YOUR ASSIGNMENT
Within the entries below, find the lines that hold "프로세스" and report only how many there are.

MATERIAL PROVIDED
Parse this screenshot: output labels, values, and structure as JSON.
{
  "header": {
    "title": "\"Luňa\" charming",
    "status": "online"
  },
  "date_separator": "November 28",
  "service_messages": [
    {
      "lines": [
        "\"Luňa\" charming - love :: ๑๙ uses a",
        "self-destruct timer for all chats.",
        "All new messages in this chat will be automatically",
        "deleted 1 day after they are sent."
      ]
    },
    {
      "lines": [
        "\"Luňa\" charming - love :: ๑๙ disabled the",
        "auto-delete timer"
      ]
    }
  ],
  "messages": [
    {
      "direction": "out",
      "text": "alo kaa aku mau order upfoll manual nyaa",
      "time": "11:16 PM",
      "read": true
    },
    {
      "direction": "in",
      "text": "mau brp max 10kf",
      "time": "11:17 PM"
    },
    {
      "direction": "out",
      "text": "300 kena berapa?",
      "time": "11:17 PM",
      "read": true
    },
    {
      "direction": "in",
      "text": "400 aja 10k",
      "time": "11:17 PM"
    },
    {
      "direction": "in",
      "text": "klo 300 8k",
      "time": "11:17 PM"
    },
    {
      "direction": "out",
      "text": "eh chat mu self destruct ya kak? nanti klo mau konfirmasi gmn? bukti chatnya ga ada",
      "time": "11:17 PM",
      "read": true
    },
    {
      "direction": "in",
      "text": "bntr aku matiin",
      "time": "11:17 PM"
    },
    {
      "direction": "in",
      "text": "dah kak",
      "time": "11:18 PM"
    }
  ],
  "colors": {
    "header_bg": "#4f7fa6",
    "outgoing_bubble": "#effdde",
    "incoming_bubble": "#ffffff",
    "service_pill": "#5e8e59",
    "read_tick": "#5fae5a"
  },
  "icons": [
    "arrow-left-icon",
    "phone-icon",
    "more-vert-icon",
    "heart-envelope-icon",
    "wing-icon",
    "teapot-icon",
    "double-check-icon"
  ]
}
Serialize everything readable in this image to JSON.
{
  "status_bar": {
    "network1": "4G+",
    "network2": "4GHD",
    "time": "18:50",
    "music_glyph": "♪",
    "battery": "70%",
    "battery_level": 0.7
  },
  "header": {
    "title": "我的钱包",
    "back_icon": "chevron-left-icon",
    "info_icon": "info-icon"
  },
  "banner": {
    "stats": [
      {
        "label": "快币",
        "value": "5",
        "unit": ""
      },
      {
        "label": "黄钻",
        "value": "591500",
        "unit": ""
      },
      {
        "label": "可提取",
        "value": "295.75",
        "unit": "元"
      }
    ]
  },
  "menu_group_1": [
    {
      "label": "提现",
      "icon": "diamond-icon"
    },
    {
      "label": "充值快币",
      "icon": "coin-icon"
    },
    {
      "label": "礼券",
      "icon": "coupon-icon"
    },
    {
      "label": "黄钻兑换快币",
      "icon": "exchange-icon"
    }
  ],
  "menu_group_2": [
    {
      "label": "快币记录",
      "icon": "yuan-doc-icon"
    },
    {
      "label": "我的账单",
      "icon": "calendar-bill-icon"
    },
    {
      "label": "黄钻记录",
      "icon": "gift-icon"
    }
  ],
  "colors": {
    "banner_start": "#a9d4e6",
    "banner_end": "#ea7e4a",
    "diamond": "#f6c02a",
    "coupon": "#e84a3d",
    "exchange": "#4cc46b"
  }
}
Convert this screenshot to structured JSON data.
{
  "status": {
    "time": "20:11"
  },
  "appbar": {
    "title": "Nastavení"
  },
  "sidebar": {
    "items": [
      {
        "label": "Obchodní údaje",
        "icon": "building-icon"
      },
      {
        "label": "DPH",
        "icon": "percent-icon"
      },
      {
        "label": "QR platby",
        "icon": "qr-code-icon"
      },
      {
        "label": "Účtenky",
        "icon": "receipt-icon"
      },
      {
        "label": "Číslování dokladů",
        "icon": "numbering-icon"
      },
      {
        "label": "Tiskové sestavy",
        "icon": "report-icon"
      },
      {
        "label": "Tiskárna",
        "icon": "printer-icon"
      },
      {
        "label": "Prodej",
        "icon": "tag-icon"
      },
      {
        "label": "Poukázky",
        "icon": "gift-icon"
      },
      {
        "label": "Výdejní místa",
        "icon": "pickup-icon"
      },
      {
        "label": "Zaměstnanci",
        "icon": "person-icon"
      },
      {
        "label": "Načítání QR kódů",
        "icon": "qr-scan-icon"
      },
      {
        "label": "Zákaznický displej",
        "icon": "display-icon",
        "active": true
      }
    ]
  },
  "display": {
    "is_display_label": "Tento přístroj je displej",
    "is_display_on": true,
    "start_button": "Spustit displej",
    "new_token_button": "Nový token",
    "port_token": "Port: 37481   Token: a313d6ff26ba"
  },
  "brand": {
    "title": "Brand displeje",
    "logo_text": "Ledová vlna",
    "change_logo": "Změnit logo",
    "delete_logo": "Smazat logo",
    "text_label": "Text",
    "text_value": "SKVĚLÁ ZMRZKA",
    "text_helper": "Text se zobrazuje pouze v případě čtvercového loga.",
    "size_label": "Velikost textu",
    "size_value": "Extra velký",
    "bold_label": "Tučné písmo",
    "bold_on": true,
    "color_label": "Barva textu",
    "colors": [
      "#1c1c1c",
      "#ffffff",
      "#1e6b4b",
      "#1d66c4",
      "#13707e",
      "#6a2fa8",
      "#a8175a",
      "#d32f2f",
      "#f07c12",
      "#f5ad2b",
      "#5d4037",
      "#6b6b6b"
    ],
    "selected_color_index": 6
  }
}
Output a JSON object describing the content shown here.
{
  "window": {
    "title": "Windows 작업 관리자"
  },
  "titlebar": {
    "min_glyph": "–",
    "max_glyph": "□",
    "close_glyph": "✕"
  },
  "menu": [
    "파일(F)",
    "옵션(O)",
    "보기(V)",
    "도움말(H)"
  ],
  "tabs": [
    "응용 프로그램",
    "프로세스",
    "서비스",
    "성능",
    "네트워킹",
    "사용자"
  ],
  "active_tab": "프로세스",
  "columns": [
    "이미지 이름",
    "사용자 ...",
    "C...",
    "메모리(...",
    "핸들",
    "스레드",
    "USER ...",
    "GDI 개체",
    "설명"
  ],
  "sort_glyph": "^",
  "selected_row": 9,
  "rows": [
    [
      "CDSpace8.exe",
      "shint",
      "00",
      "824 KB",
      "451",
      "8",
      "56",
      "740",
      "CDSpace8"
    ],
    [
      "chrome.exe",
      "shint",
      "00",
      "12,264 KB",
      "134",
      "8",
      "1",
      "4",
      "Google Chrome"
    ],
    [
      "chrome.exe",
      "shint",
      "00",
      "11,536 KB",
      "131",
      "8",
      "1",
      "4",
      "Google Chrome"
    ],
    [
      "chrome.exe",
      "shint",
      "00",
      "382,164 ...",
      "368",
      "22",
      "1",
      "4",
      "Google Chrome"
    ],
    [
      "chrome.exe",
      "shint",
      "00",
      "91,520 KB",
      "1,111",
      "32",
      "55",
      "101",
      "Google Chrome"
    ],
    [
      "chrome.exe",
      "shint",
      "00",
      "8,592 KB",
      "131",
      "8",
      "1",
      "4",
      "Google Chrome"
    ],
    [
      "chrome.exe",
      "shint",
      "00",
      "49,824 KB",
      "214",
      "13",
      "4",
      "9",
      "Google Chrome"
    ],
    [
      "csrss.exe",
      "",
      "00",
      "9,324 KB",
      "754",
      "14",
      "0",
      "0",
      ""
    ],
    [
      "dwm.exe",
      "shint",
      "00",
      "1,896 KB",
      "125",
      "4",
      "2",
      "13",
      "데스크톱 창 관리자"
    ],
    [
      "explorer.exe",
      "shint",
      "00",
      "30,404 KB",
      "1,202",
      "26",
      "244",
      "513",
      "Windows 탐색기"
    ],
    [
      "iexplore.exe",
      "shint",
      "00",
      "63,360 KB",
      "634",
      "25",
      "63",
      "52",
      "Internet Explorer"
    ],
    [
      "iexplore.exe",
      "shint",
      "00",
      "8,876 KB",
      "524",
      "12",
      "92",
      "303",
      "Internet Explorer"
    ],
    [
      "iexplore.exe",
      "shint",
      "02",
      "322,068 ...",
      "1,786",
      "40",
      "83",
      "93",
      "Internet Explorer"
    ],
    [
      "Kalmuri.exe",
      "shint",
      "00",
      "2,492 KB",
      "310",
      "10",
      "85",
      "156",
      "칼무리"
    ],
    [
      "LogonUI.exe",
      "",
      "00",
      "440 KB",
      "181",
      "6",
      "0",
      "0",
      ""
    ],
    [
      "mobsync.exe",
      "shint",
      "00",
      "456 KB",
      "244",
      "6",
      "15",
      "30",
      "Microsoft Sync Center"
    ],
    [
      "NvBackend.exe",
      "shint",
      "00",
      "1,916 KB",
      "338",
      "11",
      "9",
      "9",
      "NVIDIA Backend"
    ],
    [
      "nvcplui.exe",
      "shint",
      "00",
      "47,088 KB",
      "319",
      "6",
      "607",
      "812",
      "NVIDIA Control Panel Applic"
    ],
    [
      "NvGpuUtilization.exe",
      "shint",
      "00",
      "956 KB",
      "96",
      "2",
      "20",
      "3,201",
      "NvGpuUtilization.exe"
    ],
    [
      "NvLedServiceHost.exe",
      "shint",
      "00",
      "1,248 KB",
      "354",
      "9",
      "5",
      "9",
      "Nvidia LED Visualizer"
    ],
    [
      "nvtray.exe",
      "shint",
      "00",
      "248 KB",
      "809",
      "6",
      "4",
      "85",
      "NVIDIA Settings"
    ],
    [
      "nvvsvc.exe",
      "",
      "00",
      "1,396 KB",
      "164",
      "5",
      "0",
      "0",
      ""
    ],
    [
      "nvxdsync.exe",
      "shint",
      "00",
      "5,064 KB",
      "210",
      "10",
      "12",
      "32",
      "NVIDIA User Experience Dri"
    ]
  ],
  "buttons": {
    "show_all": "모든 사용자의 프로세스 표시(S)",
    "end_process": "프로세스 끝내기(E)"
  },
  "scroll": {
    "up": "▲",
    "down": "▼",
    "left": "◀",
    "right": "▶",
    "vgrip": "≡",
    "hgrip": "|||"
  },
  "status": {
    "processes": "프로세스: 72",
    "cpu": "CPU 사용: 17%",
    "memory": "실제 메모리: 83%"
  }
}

THE COMPLETED TASK
5